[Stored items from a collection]
========

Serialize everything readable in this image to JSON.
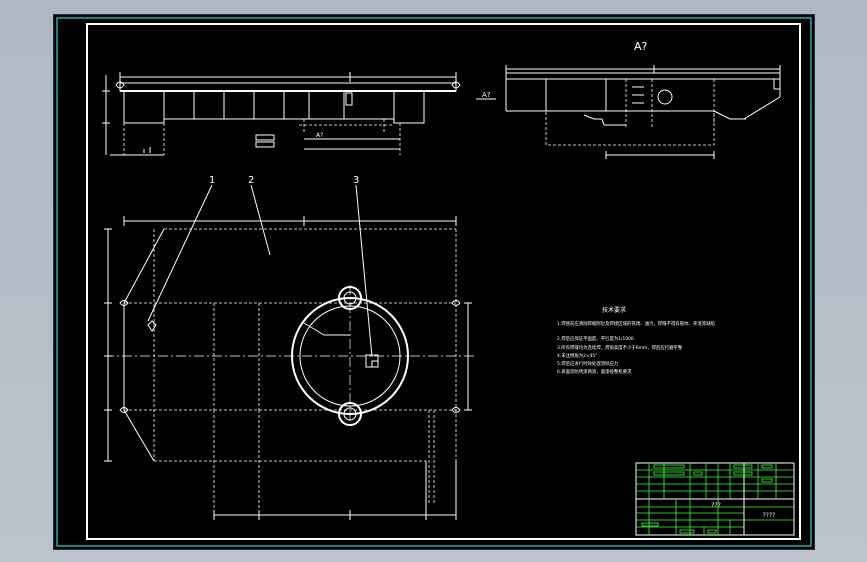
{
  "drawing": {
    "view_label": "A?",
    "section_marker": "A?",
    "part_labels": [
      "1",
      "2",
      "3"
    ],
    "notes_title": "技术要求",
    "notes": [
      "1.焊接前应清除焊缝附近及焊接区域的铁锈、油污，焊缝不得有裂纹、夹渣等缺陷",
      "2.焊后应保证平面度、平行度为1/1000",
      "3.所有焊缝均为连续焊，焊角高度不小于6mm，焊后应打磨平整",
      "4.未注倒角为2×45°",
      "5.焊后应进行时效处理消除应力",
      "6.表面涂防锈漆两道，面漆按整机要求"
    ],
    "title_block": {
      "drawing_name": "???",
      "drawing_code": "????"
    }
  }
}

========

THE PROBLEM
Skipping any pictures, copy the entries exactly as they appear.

TASK SOLUTION
Serialize everything readable in this image to JSON.
{
  "drawing": {
    "view_label": "A?",
    "section_marker": "A?",
    "part_labels": [
      "1",
      "2",
      "3"
    ],
    "notes_title": "技术要求",
    "notes": [
      "1.焊接前应清除焊缝附近及焊接区域的铁锈、油污，焊缝不得有裂纹、夹渣等缺陷",
      "2.焊后应保证平面度、平行度为1/1000",
      "3.所有焊缝均为连续焊，焊角高度不小于6mm，焊后应打磨平整",
      "4.未注倒角为2×45°",
      "5.焊后应进行时效处理消除应力",
      "6.表面涂防锈漆两道，面漆按整机要求"
    ],
    "title_block": {
      "drawing_name": "???",
      "drawing_code": "????"
    }
  }
}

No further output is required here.